- TRY IT -
Which lines of the material contain the word "icon"? Show each one.

- RECORDS SHOWN -

^^^^^^^^

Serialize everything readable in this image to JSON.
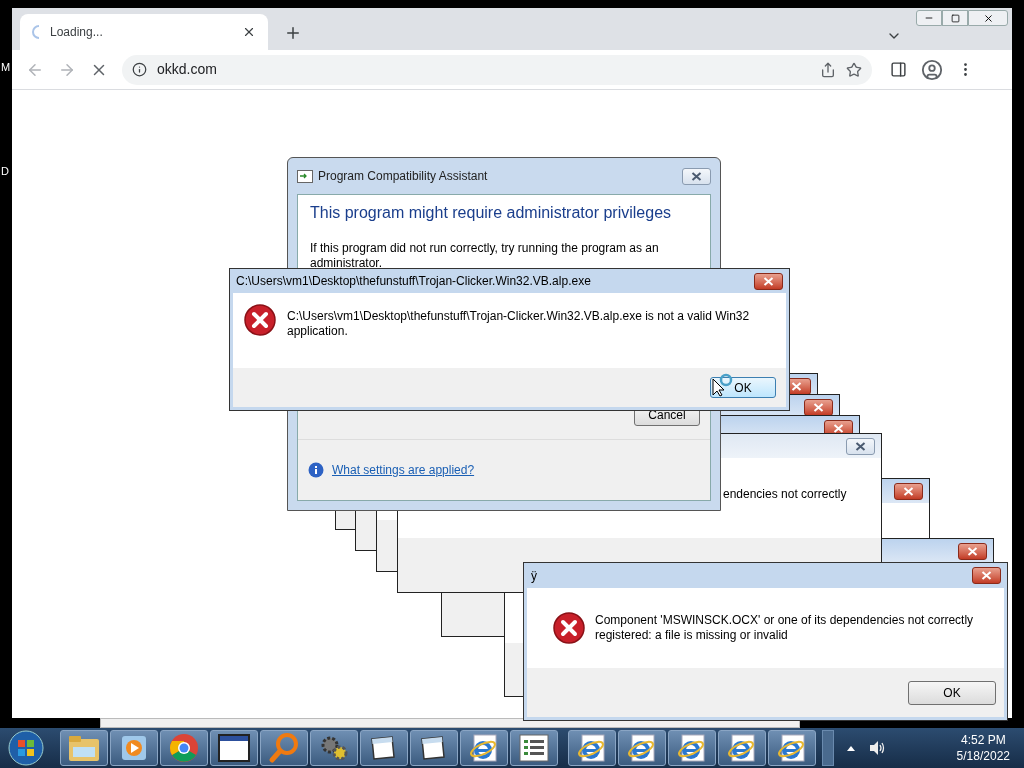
{
  "desktop_labels": [
    "M",
    "D"
  ],
  "browser": {
    "tab": {
      "title": "Loading...",
      "loading": true
    },
    "address": "okkd.com"
  },
  "compat_dialog": {
    "title": "Program Compatibility Assistant",
    "heading": "This program might require administrator privileges",
    "message": "If this program did not run correctly, try running the program as an administrator.",
    "cancel": "Cancel",
    "link": "What settings are applied?"
  },
  "stacked_dialogs": [
    {
      "kind": "active"
    },
    {
      "kind": "active"
    },
    {
      "kind": "active"
    },
    {
      "kind": "inactive",
      "fragment": "endencies not correctly"
    },
    {
      "kind": "active"
    },
    {
      "kind": "active"
    }
  ],
  "error_dialog": {
    "title": "C:\\Users\\vm1\\Desktop\\thefunstuff\\Trojan-Clicker.Win32.VB.alp.exe",
    "message": "C:\\Users\\vm1\\Desktop\\thefunstuff\\Trojan-Clicker.Win32.VB.alp.exe is not a valid Win32 application.",
    "ok": "OK"
  },
  "component_dialog": {
    "title": "ÿ",
    "message": "Component 'MSWINSCK.OCX' or one of its dependencies not correctly registered: a file is missing or invalid",
    "ok": "OK"
  },
  "taskbar": {
    "items": [
      {
        "kind": "folder"
      },
      {
        "kind": "media"
      },
      {
        "kind": "chrome"
      },
      {
        "kind": "window"
      },
      {
        "kind": "search"
      },
      {
        "kind": "gears"
      },
      {
        "kind": "window-plain"
      },
      {
        "kind": "window-plain"
      },
      {
        "kind": "ie"
      },
      {
        "kind": "list"
      },
      {
        "kind": "ie"
      },
      {
        "kind": "ie"
      },
      {
        "kind": "ie"
      },
      {
        "kind": "ie"
      },
      {
        "kind": "ie"
      }
    ],
    "time": "4:52 PM",
    "date": "5/18/2022"
  }
}
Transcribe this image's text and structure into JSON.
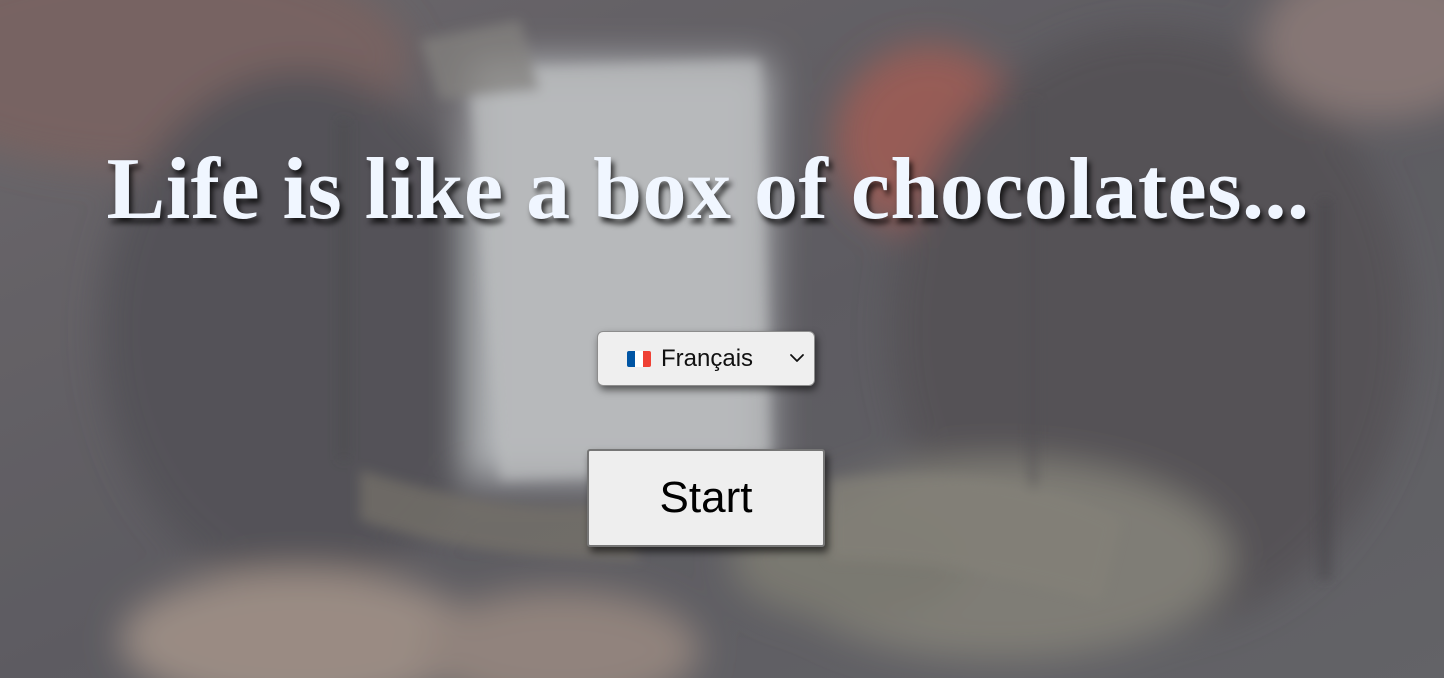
{
  "hero": {
    "title": "Life is like a box of chocolates..."
  },
  "language_select": {
    "flag_icon": "france-flag-icon",
    "selected": "Français",
    "chevron_icon": "chevron-down-icon"
  },
  "start_button": {
    "label": "Start"
  },
  "colors": {
    "title_text": "#f0f6ff",
    "control_background": "#efefef",
    "flag_blue": "#0055a4",
    "flag_white": "#ffffff",
    "flag_red": "#ef4135"
  }
}
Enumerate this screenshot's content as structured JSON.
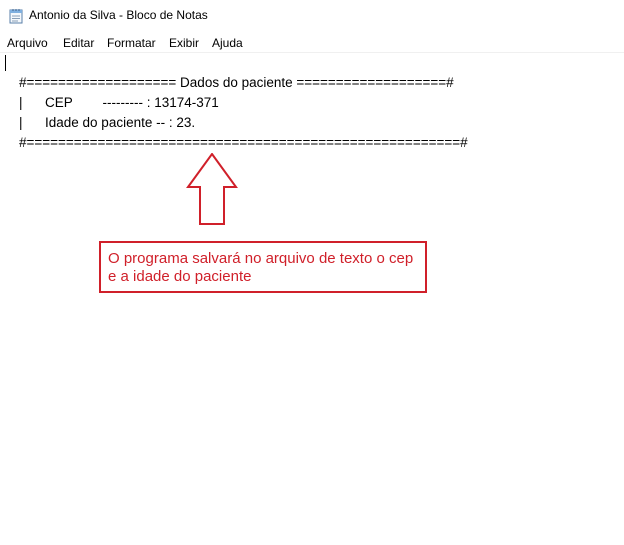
{
  "window": {
    "title": "Antonio da Silva - Bloco de Notas",
    "icon": "notepad-icon"
  },
  "menu": {
    "items": [
      "Arquivo",
      "Editar",
      "Formatar",
      "Exibir",
      "Ajuda"
    ]
  },
  "document": {
    "lines": [
      "#=================== Dados do paciente ===================#",
      "|      CEP        --------- : 13174-371",
      "|      Idade do paciente -- : 23.",
      "#=======================================================#"
    ]
  },
  "annotation": {
    "arrow": "up-arrow-icon",
    "color": "#d0202a",
    "text_line1": "O programa salvará no arquivo de texto o cep",
    "text_line2": "e a idade do paciente"
  }
}
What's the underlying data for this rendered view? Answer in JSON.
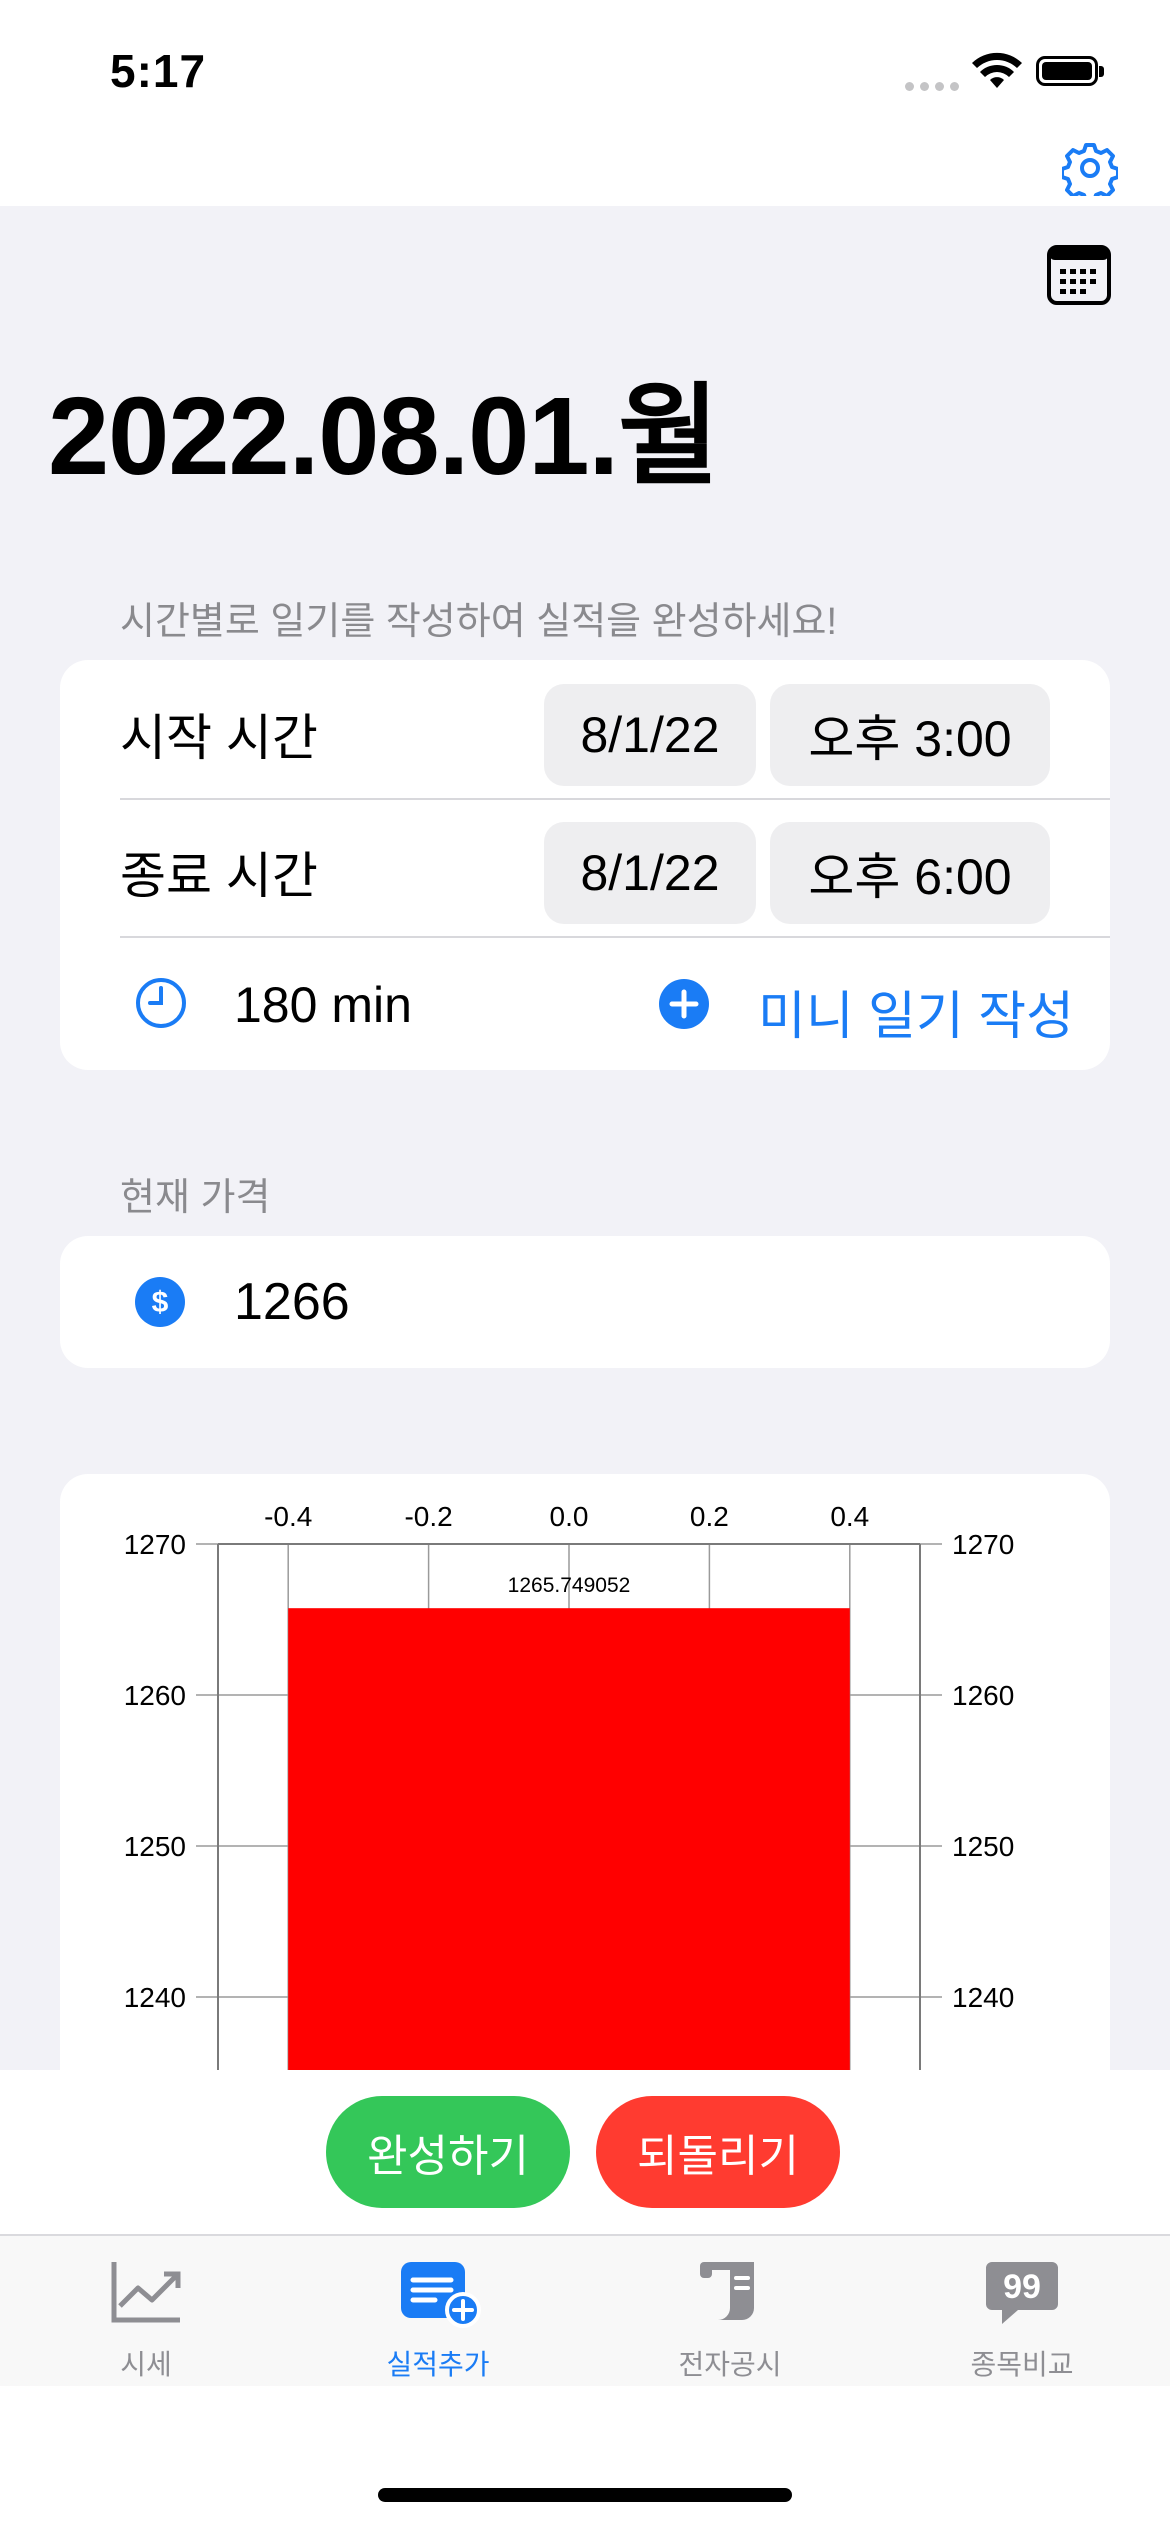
{
  "status_bar": {
    "time": "5:17"
  },
  "header": {
    "date_title": "2022.08.01.월"
  },
  "diary": {
    "hint": "시간별로 일기를 작성하여 실적을 완성하세요!",
    "start_label": "시작 시간",
    "start_date": "8/1/22",
    "start_time": "오후 3:00",
    "end_label": "종료 시간",
    "end_date": "8/1/22",
    "end_time": "오후 6:00",
    "duration": "180 min",
    "mini_diary_button": "미니 일기 작성"
  },
  "price": {
    "label": "현재 가격",
    "value": "1266"
  },
  "chart_data": {
    "type": "bar",
    "categories": [
      "0.0"
    ],
    "values": [
      1265.749052
    ],
    "data_label": "1265.749052",
    "bar_x_range": [
      -0.4,
      0.4
    ],
    "x_ticks": [
      "-0.4",
      "-0.2",
      "0.0",
      "0.2",
      "0.4"
    ],
    "y_ticks": [
      "1270",
      "1260",
      "1250",
      "1240"
    ],
    "ylim": [
      1230,
      1270
    ],
    "visible_y_min": 1235,
    "bar_color": "#ff0000",
    "grid": true
  },
  "actions": {
    "complete": "완성하기",
    "revert": "되돌리기"
  },
  "colors": {
    "accent": "#1a7cf5",
    "complete": "#34c759",
    "revert": "#ff3b30"
  },
  "tabs": [
    {
      "label": "시세",
      "icon": "chart-line-icon",
      "active": false
    },
    {
      "label": "실적추가",
      "icon": "note-add-icon",
      "active": true
    },
    {
      "label": "전자공시",
      "icon": "scroll-icon",
      "active": false
    },
    {
      "label": "종목비교",
      "icon": "quote-bubble-icon",
      "active": false
    }
  ]
}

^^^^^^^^

- WRITTEN REPLY -
    "flag_icon": "france-flag-icon",
    "chevron_icon": "chevron-down-icon"
    "icon": "notepad-icon"
    "arrow": "up-arrow-icon",
      "icon": "chart-line-icon",
      "icon": "note-add-icon",
      "icon": "scroll-icon",
      "icon": "quote-bubble-icon",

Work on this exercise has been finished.